[Component data from apps and pages]
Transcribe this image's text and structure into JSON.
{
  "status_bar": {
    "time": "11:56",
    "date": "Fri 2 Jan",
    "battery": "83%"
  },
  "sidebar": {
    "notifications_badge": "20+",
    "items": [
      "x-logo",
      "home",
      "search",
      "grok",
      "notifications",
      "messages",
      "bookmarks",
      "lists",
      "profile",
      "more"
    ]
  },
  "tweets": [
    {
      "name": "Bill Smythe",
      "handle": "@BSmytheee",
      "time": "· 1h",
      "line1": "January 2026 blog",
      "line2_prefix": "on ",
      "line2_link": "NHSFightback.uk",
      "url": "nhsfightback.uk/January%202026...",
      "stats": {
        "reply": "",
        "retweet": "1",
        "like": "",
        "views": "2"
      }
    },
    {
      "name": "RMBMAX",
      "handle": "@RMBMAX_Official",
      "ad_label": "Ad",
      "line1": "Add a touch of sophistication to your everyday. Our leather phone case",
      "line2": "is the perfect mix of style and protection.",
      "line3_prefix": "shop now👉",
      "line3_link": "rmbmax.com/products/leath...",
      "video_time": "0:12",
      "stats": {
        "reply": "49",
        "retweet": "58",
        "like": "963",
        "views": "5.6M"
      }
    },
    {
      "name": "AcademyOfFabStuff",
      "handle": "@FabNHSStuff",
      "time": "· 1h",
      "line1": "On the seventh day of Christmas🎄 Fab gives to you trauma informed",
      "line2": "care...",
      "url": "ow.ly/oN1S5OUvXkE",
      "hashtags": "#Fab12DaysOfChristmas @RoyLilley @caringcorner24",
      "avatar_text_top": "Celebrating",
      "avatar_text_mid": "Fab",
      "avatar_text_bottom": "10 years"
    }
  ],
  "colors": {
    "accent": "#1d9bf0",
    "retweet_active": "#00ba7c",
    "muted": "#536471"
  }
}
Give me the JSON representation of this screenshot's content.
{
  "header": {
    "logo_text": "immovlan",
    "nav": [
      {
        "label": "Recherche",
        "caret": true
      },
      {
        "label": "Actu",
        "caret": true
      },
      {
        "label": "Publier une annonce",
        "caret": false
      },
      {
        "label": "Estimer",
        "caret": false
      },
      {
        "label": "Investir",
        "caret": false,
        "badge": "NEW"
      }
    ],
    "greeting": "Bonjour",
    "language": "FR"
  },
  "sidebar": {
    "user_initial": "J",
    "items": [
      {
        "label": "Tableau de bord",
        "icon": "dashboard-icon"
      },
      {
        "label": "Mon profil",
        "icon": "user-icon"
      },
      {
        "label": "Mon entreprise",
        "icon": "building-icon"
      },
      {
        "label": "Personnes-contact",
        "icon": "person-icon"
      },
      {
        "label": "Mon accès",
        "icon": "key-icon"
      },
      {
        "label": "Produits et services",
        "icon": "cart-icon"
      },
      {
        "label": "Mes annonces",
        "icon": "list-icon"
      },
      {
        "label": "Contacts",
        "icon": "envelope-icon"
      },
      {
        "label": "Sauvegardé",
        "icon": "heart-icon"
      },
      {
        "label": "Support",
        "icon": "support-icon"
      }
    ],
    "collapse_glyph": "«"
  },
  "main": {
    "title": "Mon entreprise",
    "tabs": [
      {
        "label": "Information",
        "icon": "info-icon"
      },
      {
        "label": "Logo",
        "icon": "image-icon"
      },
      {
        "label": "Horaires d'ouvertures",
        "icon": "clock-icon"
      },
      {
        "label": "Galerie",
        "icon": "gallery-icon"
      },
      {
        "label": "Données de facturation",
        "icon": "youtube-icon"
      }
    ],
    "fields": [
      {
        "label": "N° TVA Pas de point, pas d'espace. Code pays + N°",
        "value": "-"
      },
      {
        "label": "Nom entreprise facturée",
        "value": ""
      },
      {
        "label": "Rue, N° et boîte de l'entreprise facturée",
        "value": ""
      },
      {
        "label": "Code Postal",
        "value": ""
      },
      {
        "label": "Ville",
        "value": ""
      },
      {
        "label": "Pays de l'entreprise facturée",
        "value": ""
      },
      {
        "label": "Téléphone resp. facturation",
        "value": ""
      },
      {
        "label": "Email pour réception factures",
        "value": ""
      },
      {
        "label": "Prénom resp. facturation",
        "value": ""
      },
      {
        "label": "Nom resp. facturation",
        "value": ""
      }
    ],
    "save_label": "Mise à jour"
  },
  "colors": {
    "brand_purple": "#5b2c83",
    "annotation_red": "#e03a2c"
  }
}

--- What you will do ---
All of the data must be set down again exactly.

--- Output for this task ---
Transcribe this image's text and structure into JSON.
{
  "status_bar": {
    "time": "11:56",
    "date": "Fri 2 Jan",
    "battery": "83%"
  },
  "sidebar": {
    "notifications_badge": "20+",
    "items": [
      "x-logo",
      "home",
      "search",
      "grok",
      "notifications",
      "messages",
      "bookmarks",
      "lists",
      "profile",
      "more"
    ]
  },
  "tweets": [
    {
      "name": "Bill Smythe",
      "handle": "@BSmytheee",
      "time": "· 1h",
      "line1": "January 2026 blog",
      "line2_prefix": "on ",
      "line2_link": "NHSFightback.uk",
      "url": "nhsfightback.uk/January%202026...",
      "stats": {
        "reply": "",
        "retweet": "1",
        "like": "",
        "views": "2"
      }
    },
    {
      "name": "RMBMAX",
      "handle": "@RMBMAX_Official",
      "ad_label": "Ad",
      "line1": "Add a touch of sophistication to your everyday. Our leather phone case",
      "line2": "is the perfect mix of style and protection.",
      "line3_prefix": "shop now👉",
      "line3_link": "rmbmax.com/products/leath...",
      "video_time": "0:12",
      "stats": {
        "reply": "49",
        "retweet": "58",
        "like": "963",
        "views": "5.6M"
      }
    },
    {
      "name": "AcademyOfFabStuff",
      "handle": "@FabNHSStuff",
      "time": "· 1h",
      "line1": "On the seventh day of Christmas🎄 Fab gives to you trauma informed",
      "line2": "care...",
      "url": "ow.ly/oN1S5OUvXkE",
      "hashtags": "#Fab12DaysOfChristmas @RoyLilley @caringcorner24",
      "avatar_text_top": "Celebrating",
      "avatar_text_mid": "Fab",
      "avatar_text_bottom": "10 years"
    }
  ],
  "colors": {
    "accent": "#1d9bf0",
    "retweet_active": "#00ba7c",
    "muted": "#536471"
  }
}
Give me the JSON representation of this screenshot's content.
{
  "header": {
    "logo_text": "immovlan",
    "nav": [
      {
        "label": "Recherche",
        "caret": true
      },
      {
        "label": "Actu",
        "caret": true
      },
      {
        "label": "Publier une annonce",
        "caret": false
      },
      {
        "label": "Estimer",
        "caret": false
      },
      {
        "label": "Investir",
        "caret": false,
        "badge": "NEW"
      }
    ],
    "greeting": "Bonjour",
    "language": "FR"
  },
  "sidebar": {
    "user_initial": "J",
    "items": [
      {
        "label": "Tableau de bord",
        "icon": "dashboard-icon"
      },
      {
        "label": "Mon profil",
        "icon": "user-icon"
      },
      {
        "label": "Mon entreprise",
        "icon": "building-icon"
      },
      {
        "label": "Personnes-contact",
        "icon": "person-icon"
      },
      {
        "label": "Mon accès",
        "icon": "key-icon"
      },
      {
        "label": "Produits et services",
        "icon": "cart-icon"
      },
      {
        "label": "Mes annonces",
        "icon": "list-icon"
      },
      {
        "label": "Contacts",
        "icon": "envelope-icon"
      },
      {
        "label": "Sauvegardé",
        "icon": "heart-icon"
      },
      {
        "label": "Support",
        "icon": "support-icon"
      }
    ],
    "collapse_glyph": "«"
  },
  "main": {
    "title": "Mon entreprise",
    "tabs": [
      {
        "label": "Information",
        "icon": "info-icon"
      },
      {
        "label": "Logo",
        "icon": "image-icon"
      },
      {
        "label": "Horaires d'ouvertures",
        "icon": "clock-icon"
      },
      {
        "label": "Galerie",
        "icon": "gallery-icon"
      },
      {
        "label": "Données de facturation",
        "icon": "youtube-icon"
      }
    ],
    "fields": [
      {
        "label": "N° TVA Pas de point, pas d'espace. Code pays + N°",
        "value": "-"
      },
      {
        "label": "Nom entreprise facturée",
        "value": ""
      },
      {
        "label": "Rue, N° et boîte de l'entreprise facturée",
        "value": ""
      },
      {
        "label": "Code Postal",
        "value": ""
      },
      {
        "label": "Ville",
        "value": ""
      },
      {
        "label": "Pays de l'entreprise facturée",
        "value": ""
      },
      {
        "label": "Téléphone resp. facturation",
        "value": ""
      },
      {
        "label": "Email pour réception factures",
        "value": ""
      },
      {
        "label": "Prénom resp. facturation",
        "value": ""
      },
      {
        "label": "Nom resp. facturation",
        "value": ""
      }
    ],
    "save_label": "Mise à jour"
  },
  "colors": {
    "brand_purple": "#5b2c83",
    "annotation_red": "#e03a2c"
  }
}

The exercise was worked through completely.